### [INSTRUCTIONS FOR THE TASK]
For this exercise, print all of the entries exactly as given.

===== DATASET EXTRACT =====

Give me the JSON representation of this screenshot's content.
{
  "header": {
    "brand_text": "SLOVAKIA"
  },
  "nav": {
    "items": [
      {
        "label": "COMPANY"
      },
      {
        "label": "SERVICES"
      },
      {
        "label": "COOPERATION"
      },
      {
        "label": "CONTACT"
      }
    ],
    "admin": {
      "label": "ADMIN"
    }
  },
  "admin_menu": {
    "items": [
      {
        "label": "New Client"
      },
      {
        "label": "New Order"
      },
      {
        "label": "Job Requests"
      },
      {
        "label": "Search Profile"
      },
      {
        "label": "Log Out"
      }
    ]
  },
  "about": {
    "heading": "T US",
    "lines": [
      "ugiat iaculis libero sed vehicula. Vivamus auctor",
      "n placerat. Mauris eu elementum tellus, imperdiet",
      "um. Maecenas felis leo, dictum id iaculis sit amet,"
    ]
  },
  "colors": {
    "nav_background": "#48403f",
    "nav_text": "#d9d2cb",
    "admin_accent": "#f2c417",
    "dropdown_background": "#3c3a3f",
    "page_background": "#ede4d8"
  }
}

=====

### [EXERCISE RESULT]
Give me the JSON representation of this screenshot's content.
{
  "header": {
    "brand_text": "SLOVAKIA"
  },
  "nav": {
    "items": [
      {
        "label": "COMPANY"
      },
      {
        "label": "SERVICES"
      },
      {
        "label": "COOPERATION"
      },
      {
        "label": "CONTACT"
      }
    ],
    "admin": {
      "label": "ADMIN"
    }
  },
  "admin_menu": {
    "items": [
      {
        "label": "New Client"
      },
      {
        "label": "New Order"
      },
      {
        "label": "Job Requests"
      },
      {
        "label": "Search Profile"
      },
      {
        "label": "Log Out"
      }
    ]
  },
  "about": {
    "heading": "T US",
    "lines": [
      "ugiat iaculis libero sed vehicula. Vivamus auctor",
      "n placerat. Mauris eu elementum tellus, imperdiet",
      "um. Maecenas felis leo, dictum id iaculis sit amet,"
    ]
  },
  "colors": {
    "nav_background": "#48403f",
    "nav_text": "#d9d2cb",
    "admin_accent": "#f2c417",
    "dropdown_background": "#3c3a3f",
    "page_background": "#ede4d8"
  }
}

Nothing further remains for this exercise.